The opposite is true for community hospitals and other not-for-profits that can continue to receive federal funds (Medicare, Medicaid, VA, DoD, etc.) and come through a judicial restructure process never closing and always meeting their community health care mission. Why can’t colleges and universities do the same?
Without the ability to utilize a judicial restructure, a distressed school must severely cut costs, reduce services, borrow at higher and higher rates, which create a death spiral. Students eventually feel the pain and leave. The school is left with no choice but to liquidate, which is a disastrous outcome to the students, alumni, community, donors and higher education in general.

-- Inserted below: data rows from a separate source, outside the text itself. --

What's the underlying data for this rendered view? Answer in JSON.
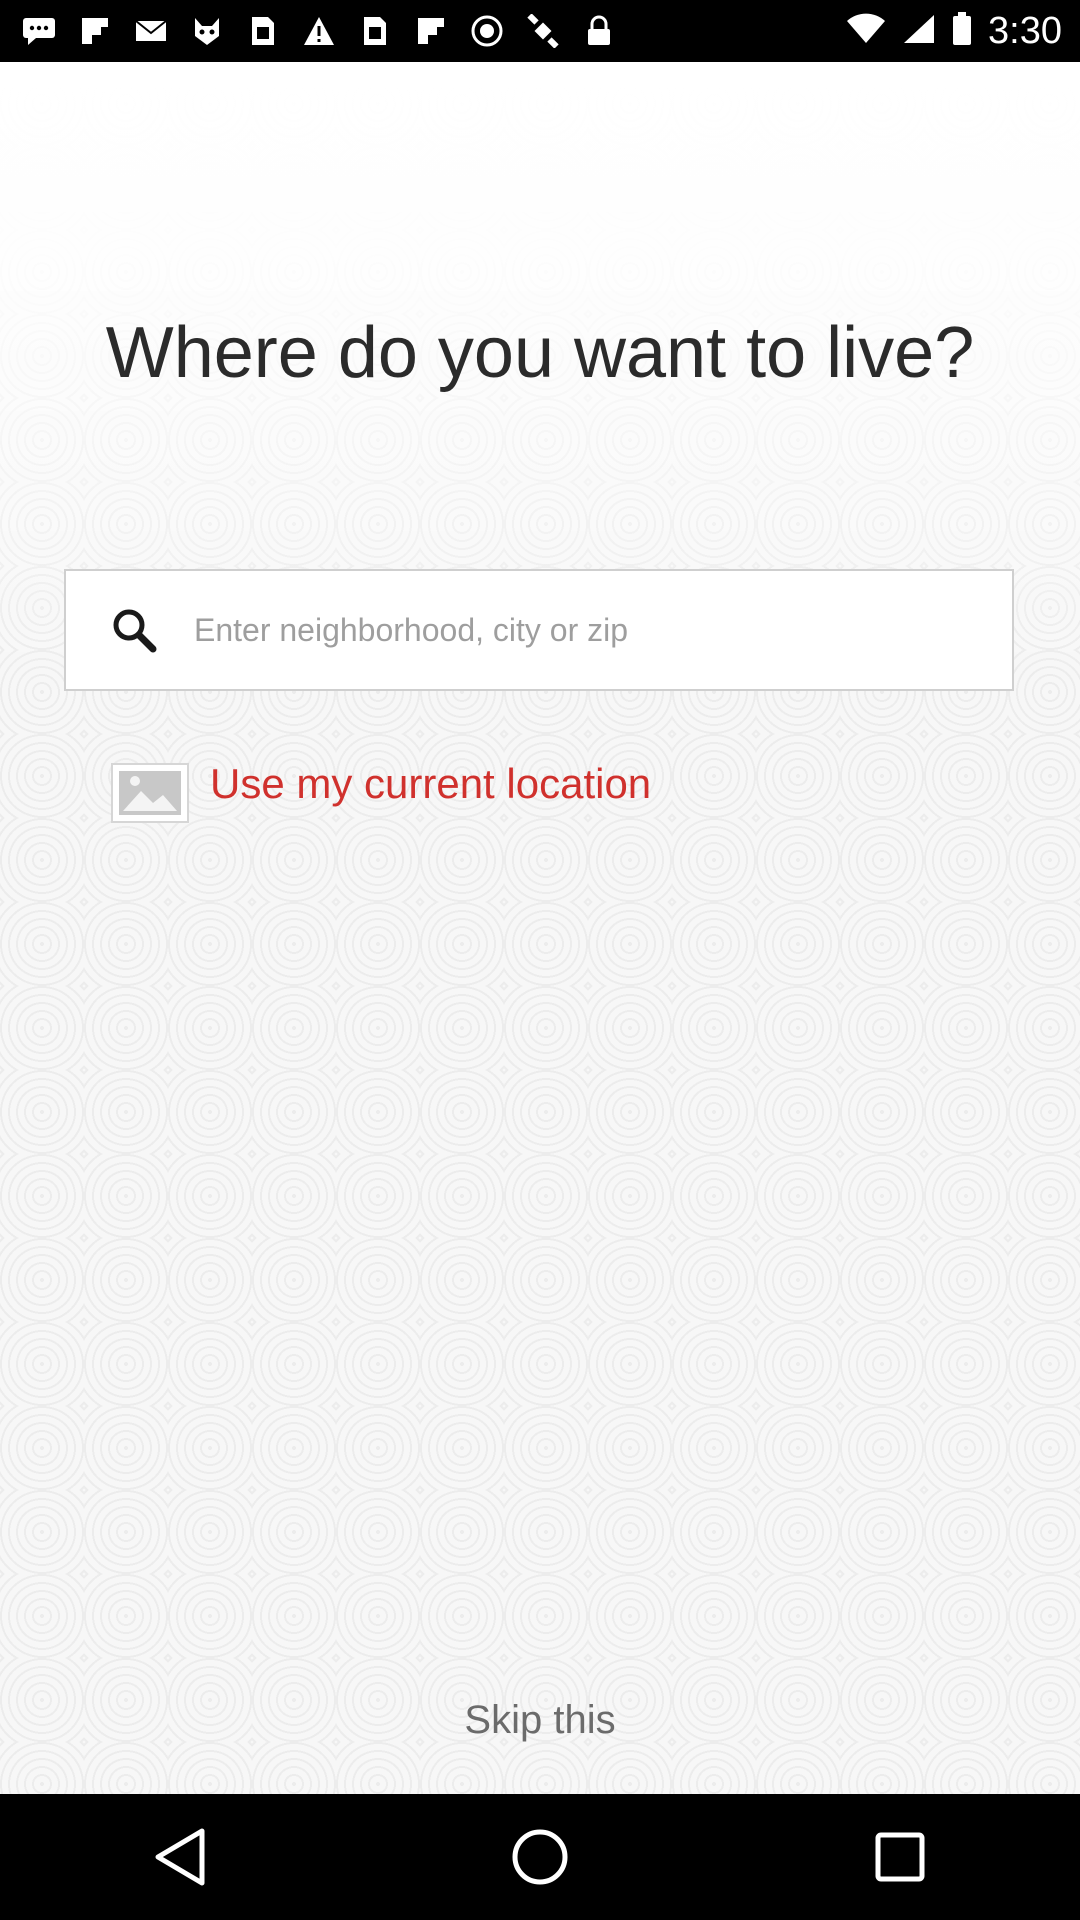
{
  "status_bar": {
    "time": "3:30",
    "icons": [
      "messaging-icon",
      "flipboard-icon",
      "mail-icon",
      "cat-app-icon",
      "sim-toolkit-icon",
      "warning-icon",
      "sim-toolkit-icon",
      "flipboard-icon",
      "do-not-disturb-icon",
      "fake-gps-icon",
      "lock-icon",
      "wifi-icon",
      "signal-icon",
      "battery-icon"
    ]
  },
  "main": {
    "title": "Where do you want to live?",
    "search": {
      "placeholder": "Enter neighborhood, city or zip",
      "value": ""
    },
    "current_location_label": "Use my current location",
    "skip_label": "Skip this"
  },
  "colors": {
    "accent": "#d0312d",
    "title": "#2b2b2b",
    "skip": "#6b6b6b",
    "placeholder": "#9e9e9e"
  },
  "nav_bar": {
    "buttons": [
      "back-icon",
      "home-icon",
      "recents-icon"
    ]
  }
}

The Senate’s Health, Education, Labor and Pensions Committee needs to allow colleges and universities to utilize judicial restructuring when it re-authorizes the Higher Education Act (HEA). Given the impact of the government-mandated shutdown and the current economic environment for schools, Congress and the Department of Education should make the changes necessary in the HEA to eliminate the prohibition on schools utilizing a judicial restructure.

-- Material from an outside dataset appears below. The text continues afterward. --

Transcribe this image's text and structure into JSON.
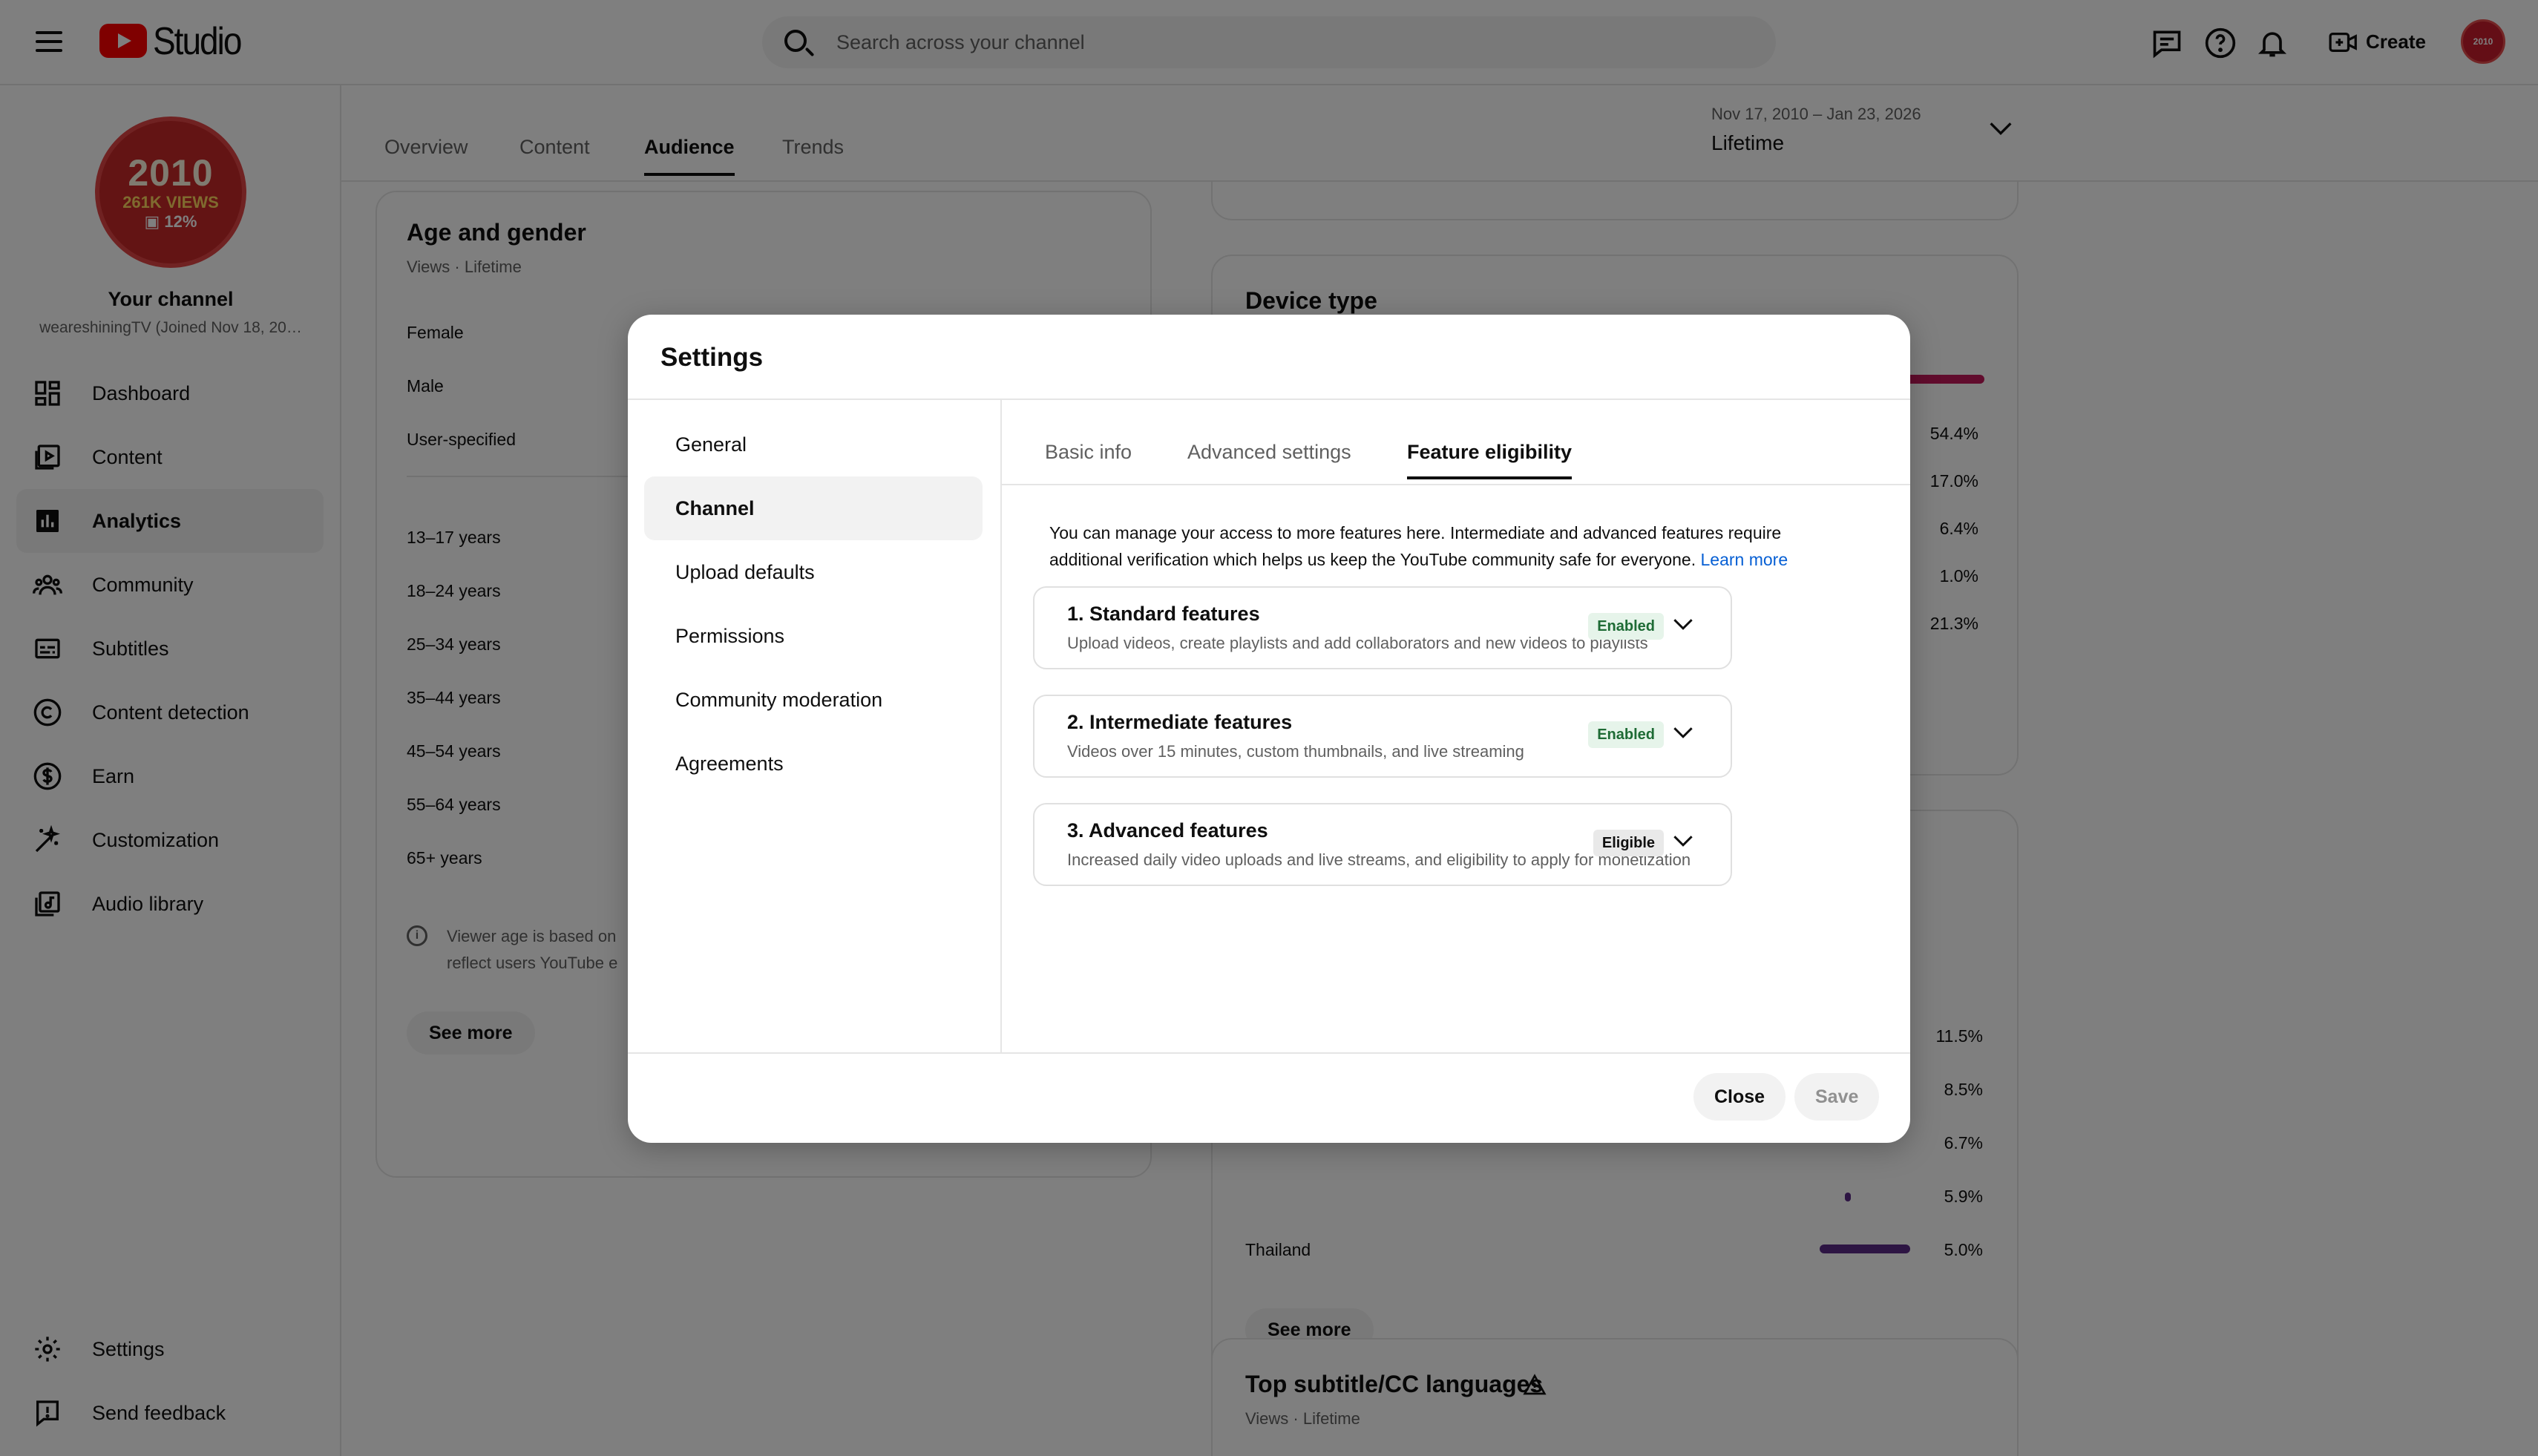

The act could include a provision requiring the Department of Education to review and approve the restructuring plan. That would be the beginning of an education lifeline, especially to schools that do not have large endowments and are facing economic collapse because of this perfect storm. Optimally, schools that do not have the resources to meet their longer-term missions could combine with other schools. These combinations could generate the scale to provide higher quality facilities and academic offerings.
Judicial restructure could allow these schools to combine without risk of unforeseen liabilities and litigation. A university that becomes a collection of smaller schools, could leverage shared services and eliminate duplication so that additional cash flow could be invested in upgrading their facilities and excess properties could be liquidated to provide additional investment capital.
These changes allowing schools to utilize judicial restructuring are needed now. If we wait until 2021 to begin this process, many schools will likely need to shut their doors and their assets will be liquidated. This is the “Perfect Storm — COVID Category 5 Hurricane,” and we need Congress and this administration’s assistance so that higher-education leaders have the tools they need to survive.
• Tim Meyers is the past board of trustees chair of George Mason University Foundation and has been an adviser and board member for more than 50 growth companies and not-for-profits. He also helped advise a historic private college with its combination with a public university in 2019.